British Astronomical Association, Variable Star Section (BAA-VSS)
Sat, 03/02/2024 - 14:21

I read somewhere that there is a problem with CMOS camera photometry at exposures less than about a second.

I wanted to check if this is true and why please.


American Association of Variable Star Observers (AAVSO)
I think this question could…

I think this question could use a bit more context to give a good answer, like why you would even consider sub-second exposure times in the first place.

I would see two reasons why you might want to do so:

1) a you really need that time resolution, that is you actually want to create a time series with one or more measurements per second (wow!).

2) your are trying to measure a really bright source and stopping down the aperture is not an option and using a neutral density filter isn't an option either. 

In both cases, I guess the biggest problem is the atmosphere (not the sensor) which will make your target flicker in ways that will degrade the photometry considerably.

In all other scenarios, where you don't need a second-like cadence or risk saturation, you could just as well take longer exposures instead of combining seb-second exposures, which would be preferrable because you get less noise from the read-out of the sensor (not just with CMOS but any other sensor as well).

So I'm not quite sure what would be the application for this kind of high-speed photometry, at least not for amateurs.

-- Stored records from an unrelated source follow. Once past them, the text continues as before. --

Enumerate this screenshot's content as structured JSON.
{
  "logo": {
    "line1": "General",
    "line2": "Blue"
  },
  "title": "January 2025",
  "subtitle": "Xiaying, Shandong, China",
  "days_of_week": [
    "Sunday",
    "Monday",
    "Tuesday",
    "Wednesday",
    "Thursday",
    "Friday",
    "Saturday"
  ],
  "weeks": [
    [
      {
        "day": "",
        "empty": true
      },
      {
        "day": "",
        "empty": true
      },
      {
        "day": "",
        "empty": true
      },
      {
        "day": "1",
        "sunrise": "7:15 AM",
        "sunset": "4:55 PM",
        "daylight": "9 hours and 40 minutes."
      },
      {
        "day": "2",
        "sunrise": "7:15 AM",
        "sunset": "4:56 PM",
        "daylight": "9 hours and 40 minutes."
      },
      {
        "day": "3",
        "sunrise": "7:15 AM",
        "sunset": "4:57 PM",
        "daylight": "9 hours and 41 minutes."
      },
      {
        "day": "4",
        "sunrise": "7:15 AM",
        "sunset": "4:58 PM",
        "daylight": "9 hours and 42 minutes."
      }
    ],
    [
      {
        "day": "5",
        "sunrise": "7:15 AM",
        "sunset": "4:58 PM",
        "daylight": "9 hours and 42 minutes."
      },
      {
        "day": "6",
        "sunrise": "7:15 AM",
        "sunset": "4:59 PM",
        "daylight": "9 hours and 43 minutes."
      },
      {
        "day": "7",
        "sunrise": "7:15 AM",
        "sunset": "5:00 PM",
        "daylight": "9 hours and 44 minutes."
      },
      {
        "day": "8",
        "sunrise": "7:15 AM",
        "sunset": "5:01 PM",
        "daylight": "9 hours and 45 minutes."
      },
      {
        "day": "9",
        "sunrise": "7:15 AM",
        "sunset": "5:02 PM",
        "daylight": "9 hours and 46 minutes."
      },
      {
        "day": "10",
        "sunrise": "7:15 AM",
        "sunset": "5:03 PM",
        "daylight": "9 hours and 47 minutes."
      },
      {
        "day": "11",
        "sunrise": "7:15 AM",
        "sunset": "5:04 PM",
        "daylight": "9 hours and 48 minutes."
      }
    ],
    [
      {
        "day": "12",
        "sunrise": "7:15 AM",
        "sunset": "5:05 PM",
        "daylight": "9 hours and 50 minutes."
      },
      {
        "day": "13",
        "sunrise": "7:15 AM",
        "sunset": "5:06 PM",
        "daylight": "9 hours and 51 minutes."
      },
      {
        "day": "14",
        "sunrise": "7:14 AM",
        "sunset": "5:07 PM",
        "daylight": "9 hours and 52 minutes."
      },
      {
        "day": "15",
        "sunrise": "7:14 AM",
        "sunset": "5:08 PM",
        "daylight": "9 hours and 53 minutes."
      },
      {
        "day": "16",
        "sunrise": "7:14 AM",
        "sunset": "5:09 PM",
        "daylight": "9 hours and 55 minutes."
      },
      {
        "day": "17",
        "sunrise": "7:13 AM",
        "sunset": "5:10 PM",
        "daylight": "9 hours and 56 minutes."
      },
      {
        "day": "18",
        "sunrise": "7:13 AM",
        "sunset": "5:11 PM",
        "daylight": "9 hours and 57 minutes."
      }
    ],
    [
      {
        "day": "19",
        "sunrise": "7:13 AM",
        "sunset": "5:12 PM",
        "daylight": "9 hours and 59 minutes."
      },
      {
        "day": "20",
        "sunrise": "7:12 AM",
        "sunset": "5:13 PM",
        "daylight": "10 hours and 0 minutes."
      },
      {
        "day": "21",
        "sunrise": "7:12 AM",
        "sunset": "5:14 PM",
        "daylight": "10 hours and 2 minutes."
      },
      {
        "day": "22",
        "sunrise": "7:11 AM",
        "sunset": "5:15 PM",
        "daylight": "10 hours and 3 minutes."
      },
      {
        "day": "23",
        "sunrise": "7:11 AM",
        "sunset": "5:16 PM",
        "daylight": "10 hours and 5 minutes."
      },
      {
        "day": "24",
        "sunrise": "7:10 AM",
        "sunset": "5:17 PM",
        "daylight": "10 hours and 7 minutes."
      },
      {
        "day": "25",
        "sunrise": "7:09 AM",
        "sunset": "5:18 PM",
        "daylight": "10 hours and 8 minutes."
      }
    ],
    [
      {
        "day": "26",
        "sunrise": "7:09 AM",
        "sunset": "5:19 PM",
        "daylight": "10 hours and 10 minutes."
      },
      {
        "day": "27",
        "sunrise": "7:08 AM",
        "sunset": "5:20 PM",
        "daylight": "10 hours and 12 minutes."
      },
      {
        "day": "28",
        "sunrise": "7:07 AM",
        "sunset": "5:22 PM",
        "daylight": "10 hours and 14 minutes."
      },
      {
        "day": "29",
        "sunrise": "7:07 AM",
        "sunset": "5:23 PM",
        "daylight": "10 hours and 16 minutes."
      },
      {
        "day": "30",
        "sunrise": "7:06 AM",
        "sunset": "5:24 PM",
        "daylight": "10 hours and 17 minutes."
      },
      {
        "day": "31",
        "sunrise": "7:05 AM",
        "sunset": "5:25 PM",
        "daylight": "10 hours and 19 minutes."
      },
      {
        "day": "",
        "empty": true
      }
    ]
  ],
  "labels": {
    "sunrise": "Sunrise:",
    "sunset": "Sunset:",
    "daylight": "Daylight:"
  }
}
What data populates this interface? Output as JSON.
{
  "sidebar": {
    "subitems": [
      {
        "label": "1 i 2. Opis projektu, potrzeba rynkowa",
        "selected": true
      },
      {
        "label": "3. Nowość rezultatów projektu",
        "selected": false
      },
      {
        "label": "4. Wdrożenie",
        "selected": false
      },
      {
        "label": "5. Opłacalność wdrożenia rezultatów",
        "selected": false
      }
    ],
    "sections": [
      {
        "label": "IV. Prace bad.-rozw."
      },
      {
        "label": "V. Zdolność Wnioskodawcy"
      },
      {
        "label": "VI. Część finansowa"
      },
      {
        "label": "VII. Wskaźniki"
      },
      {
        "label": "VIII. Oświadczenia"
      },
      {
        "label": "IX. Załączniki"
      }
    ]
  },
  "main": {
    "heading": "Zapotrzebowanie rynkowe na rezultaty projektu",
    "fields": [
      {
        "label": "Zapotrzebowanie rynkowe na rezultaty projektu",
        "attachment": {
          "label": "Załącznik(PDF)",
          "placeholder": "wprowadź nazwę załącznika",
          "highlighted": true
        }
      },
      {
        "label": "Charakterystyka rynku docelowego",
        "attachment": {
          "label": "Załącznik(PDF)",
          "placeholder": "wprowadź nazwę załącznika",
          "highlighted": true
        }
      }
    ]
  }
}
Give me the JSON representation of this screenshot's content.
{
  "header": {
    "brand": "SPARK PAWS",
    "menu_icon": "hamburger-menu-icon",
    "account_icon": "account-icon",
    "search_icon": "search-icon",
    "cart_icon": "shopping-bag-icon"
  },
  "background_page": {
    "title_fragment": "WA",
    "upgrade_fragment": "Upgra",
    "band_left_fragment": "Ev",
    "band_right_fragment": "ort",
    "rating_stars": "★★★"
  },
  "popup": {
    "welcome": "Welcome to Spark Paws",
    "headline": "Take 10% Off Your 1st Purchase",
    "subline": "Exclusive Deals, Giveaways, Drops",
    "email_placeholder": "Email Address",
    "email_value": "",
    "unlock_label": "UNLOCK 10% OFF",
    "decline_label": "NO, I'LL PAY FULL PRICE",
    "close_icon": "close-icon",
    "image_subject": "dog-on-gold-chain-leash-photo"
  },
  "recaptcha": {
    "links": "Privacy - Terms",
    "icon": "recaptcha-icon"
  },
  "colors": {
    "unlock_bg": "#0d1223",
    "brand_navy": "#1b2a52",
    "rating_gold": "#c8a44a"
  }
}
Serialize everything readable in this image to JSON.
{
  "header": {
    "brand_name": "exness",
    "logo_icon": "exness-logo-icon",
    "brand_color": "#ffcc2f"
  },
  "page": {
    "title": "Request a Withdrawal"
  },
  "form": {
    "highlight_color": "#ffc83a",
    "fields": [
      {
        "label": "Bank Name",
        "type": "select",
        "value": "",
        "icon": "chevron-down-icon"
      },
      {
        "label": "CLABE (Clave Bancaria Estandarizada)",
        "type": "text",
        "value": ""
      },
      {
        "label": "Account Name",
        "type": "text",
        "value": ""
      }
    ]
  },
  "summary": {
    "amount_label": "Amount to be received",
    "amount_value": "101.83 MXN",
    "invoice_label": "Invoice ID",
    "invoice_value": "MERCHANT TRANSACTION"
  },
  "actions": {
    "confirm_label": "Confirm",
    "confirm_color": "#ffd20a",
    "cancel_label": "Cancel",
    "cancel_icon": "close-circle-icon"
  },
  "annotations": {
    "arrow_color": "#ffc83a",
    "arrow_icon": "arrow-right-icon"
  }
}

Can you give some context perhaps? Maybe I'm missing something here.